[Items from an interface collection]
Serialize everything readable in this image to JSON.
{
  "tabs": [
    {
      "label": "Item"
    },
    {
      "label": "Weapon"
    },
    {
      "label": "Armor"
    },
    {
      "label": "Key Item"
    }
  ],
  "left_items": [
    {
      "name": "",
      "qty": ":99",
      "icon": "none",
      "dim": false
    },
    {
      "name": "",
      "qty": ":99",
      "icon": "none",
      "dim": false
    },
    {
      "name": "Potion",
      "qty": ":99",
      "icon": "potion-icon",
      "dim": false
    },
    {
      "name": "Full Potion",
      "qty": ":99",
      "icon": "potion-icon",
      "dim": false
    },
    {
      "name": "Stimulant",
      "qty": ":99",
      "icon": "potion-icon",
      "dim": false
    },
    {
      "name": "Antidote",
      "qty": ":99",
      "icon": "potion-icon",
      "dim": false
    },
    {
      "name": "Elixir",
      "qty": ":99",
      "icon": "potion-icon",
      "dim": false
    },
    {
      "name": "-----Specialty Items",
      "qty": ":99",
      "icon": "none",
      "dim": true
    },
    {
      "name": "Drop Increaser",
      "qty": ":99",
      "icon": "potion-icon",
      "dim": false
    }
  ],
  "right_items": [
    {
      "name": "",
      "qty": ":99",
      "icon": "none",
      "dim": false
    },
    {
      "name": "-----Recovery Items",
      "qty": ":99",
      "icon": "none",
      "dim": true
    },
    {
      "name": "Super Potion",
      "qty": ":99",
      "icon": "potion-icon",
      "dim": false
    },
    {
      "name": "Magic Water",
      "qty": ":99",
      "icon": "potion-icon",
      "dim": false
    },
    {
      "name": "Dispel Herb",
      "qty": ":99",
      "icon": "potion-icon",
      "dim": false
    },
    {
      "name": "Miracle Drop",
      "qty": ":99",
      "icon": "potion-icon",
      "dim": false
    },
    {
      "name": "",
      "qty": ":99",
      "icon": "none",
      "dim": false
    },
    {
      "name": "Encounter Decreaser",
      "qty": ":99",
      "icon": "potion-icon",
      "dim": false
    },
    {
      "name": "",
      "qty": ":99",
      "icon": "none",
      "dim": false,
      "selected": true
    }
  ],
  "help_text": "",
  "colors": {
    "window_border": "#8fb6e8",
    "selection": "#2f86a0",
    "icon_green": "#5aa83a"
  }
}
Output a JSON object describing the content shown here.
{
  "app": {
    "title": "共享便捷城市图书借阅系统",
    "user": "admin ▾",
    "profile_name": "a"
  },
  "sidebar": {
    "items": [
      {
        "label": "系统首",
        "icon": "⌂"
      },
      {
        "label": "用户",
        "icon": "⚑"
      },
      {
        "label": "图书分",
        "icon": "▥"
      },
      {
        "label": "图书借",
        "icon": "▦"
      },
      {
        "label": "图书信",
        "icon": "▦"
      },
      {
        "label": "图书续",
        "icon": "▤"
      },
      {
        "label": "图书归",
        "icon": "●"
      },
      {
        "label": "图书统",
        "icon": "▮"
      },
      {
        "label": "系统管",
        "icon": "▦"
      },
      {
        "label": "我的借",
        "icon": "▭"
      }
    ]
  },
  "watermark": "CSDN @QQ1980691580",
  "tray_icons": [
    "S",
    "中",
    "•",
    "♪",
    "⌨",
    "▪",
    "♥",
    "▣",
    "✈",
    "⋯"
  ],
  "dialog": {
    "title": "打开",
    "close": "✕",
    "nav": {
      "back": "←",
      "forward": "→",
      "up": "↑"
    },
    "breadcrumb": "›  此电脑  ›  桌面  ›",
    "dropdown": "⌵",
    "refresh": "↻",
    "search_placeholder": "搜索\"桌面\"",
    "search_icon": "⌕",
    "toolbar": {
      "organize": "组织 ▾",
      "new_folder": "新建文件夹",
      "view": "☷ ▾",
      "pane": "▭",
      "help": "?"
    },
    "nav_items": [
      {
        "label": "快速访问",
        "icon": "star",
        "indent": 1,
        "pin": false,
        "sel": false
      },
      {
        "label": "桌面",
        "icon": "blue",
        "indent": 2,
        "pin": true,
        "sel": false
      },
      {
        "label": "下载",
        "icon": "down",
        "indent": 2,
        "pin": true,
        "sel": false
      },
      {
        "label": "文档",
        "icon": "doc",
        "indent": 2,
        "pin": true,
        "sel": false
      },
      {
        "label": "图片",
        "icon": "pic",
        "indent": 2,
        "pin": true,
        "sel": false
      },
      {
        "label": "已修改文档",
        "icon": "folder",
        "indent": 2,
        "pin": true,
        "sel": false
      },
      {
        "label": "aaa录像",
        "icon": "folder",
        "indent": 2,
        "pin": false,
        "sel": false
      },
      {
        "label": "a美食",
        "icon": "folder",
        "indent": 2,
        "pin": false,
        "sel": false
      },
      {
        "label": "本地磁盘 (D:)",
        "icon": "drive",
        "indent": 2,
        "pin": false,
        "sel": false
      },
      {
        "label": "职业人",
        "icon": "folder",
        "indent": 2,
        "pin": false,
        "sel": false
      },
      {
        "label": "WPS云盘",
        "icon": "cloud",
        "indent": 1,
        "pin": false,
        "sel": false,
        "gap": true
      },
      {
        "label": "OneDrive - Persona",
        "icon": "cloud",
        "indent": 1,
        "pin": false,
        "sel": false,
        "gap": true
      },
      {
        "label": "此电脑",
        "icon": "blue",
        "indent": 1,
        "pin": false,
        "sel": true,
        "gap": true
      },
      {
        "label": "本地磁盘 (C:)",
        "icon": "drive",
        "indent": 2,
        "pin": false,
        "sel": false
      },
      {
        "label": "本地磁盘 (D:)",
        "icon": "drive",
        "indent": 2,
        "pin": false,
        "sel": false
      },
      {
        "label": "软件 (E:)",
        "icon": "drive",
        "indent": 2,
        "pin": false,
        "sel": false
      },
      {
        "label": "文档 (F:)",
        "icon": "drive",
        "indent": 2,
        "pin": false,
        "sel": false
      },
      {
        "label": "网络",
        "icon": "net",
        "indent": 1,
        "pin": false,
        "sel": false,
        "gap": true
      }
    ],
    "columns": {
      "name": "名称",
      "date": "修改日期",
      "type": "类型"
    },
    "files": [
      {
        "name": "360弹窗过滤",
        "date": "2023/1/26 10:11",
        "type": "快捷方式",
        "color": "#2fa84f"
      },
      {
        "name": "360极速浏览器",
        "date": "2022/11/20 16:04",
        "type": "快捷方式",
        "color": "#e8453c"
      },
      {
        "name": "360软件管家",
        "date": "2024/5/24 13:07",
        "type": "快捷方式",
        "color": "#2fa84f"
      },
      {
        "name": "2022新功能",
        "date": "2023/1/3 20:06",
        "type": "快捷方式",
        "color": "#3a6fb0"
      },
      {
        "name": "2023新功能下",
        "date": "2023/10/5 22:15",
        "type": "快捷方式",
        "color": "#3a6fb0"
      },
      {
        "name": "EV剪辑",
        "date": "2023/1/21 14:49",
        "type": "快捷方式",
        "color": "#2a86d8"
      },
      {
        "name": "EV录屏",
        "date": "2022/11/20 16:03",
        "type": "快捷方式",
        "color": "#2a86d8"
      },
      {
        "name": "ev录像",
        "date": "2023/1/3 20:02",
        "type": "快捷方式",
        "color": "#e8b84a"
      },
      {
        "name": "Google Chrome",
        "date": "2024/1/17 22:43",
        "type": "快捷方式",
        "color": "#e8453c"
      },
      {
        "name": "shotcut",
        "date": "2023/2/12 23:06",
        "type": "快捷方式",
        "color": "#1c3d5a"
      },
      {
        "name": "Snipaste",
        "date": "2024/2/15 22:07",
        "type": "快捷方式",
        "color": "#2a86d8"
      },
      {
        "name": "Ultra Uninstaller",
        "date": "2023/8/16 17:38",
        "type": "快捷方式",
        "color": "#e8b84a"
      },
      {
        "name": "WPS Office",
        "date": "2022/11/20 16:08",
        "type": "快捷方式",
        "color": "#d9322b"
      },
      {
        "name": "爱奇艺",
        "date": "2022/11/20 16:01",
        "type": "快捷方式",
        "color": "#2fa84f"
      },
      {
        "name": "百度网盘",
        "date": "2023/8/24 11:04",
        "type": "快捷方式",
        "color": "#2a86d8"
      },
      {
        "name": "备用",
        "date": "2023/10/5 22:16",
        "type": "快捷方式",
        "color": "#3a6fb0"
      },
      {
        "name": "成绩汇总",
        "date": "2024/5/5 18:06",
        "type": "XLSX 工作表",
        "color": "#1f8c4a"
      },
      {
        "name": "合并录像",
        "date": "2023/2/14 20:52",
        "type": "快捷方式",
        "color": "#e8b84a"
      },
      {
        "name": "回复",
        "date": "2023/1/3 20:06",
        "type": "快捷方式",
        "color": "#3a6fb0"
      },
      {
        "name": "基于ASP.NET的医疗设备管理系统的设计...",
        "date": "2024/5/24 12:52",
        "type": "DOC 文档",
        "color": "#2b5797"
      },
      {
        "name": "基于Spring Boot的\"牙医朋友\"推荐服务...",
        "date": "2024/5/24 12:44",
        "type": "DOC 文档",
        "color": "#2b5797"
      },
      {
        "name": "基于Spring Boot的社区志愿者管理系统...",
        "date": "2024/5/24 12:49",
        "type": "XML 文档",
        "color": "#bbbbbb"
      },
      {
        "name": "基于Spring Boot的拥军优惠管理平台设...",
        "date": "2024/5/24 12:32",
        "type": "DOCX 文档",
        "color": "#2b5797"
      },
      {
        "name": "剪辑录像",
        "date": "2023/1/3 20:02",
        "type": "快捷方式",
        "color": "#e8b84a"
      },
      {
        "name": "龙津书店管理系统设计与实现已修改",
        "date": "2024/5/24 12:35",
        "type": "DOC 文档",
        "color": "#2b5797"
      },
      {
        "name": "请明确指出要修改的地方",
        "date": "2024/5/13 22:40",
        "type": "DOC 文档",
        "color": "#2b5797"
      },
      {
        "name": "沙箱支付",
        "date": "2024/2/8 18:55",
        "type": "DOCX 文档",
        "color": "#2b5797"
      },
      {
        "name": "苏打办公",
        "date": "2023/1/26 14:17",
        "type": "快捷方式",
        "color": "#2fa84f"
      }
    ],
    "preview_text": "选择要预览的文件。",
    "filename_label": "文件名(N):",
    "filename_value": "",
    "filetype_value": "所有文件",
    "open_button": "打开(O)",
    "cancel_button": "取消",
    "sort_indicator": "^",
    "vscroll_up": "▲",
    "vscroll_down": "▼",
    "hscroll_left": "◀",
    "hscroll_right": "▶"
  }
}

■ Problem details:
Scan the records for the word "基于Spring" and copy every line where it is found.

■ Completed exercise:
        "name": "基于Spring Boot的\"牙医朋友\"推荐服务...",
        "name": "基于Spring Boot的社区志愿者管理系统...",
        "name": "基于Spring Boot的拥军优惠管理平台设...",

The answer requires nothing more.